As a counter example to the secret ballot precinct system, on the West Coast, the powers that be are pushing towards 100% forced mail voting from Washington to California. But a vote-by mail or absentee ballot is not “really” a strong type of secret ballot because the system is open to coercive efforts on the part of those inclined. Common examples of forced voting include employers or union representatives requiring employees to reveal their “absentee ballot” before turning it in, just as Vladimr Putin’s operatives were accused of recently. Egregious examples of the ways in which the secrecy of absentee ballots are routinely breached exist throughout the United States law books, arrests, and court cases. Plenty of examples are readily available internationally as well.

A Vote-By Mail, or Absentee Ballot, is also fundamentally open to vote-selling, because it is easy to prove how you vote under that system. How much is a vote worth anyway? If an election got close, one in which they are already spending millions to market, comes down to 500 votes, I suspect absentee ballots could become fairly expensive.

The precinct level vote count insures another level of transparency, essentially verification through public counting. Centralized vote count systems, for example when the County rather than the Precincts count the votes, intrudes upon the secret ballot by removing vote counting from public view and public control. This makes the system unverifiable by the general public and undermines the validity of the system. Under such a system the public must, “trust the system” with virtually no way to verify the validity said system.

In the precinct system, to verify the public count was seemingly legitimate, any voter can attend their local precinct, observe the counting procedures and watch the totals be publicly posted for all to verify as accurate and honest. 100% Vote-by mail and other remote voting systems inherently add limited verifiability for conducting the public-quality control that is possible through a properly regulated precinct level hand counted system.

A friend of the No Vote By Mail Project, Jason Osgood, who is apparently running for Secretary of State says it well, “Private Voting, Public Counting.” Or as Regan said, “Trust but verify.” However, with voting, I’d go a step further and say that the system itself should just be trustworthy. The precinct level “hand-counted” or “hand-audited” paper ballot voting system is the only “secret-ballot” system I know of that can truly implement any type of secret ballot vote without fundmentally altering the very nature of the system. 

 

Ohio Secretary of State Wants to Make Voting Worse with VBM

Repeating the Vote-By Mail mantra, Ohio’s Secretary of State Brunner, “thinks some counties would find voting by mail more convenient and less expensive than opening polls on Election Day, and she wants the idea debated.”

Notice that she hasn’t argued that VBM is more secure, trustworthy, or acccurate. But she is worried about security:

http://www.dispatch.com/live/content/local_news/stories/2008/04/15/votebymail.ART_ART_04-15-08_A1_RE9UB8A.html?sid=101

“She also wants to keep county elections officials from taking voting machines home with them on the eve of an election. Some officials do that so they can take them directly to the polls the next morning, but that raises security concerns, she said.”

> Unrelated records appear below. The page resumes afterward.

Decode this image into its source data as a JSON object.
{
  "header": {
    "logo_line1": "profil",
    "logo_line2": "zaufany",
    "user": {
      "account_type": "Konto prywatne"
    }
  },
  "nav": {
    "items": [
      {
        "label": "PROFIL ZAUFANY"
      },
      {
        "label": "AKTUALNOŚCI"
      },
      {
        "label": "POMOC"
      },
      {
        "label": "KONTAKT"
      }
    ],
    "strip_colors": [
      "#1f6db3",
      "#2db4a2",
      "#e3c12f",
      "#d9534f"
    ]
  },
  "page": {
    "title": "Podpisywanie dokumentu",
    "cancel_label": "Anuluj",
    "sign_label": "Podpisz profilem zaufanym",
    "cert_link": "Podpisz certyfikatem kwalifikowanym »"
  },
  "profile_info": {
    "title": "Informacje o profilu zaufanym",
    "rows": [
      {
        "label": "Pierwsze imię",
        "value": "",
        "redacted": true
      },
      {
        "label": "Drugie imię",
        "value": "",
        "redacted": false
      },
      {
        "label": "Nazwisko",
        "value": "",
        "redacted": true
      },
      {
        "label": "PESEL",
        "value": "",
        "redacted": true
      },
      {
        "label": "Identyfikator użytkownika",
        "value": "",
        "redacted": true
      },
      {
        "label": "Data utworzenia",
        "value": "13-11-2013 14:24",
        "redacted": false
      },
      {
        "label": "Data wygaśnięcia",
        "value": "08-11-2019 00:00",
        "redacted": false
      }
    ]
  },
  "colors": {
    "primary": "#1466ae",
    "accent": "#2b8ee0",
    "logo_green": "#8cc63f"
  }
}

Oh gee, that’s swell. She’s against election officials TAKING THE MACHINES HOME WITH THEM! Like that’s somehow a radical stance on reform?

Secretary Brunner took out the Republican SOS so famous for Ohio, 2004. Kenneth Blackwell. It would be nice if she’d act like she understood the dangers of voting by mail as well.

The underlying problem with both is the private control of vital elements of the voting system. Physical control of the voting machines, the software, or vote-by mail, all separate the poll worker from the system of vote counting. Voting machines remove the counting control, vote-by mail puts the physical ballot in the hand of the post office instead of the poll worker. Both are big mistakes. The poll voting system puts all the control in the hands of the people, and so far all the other systems take that away. Everything else is a form of privatization.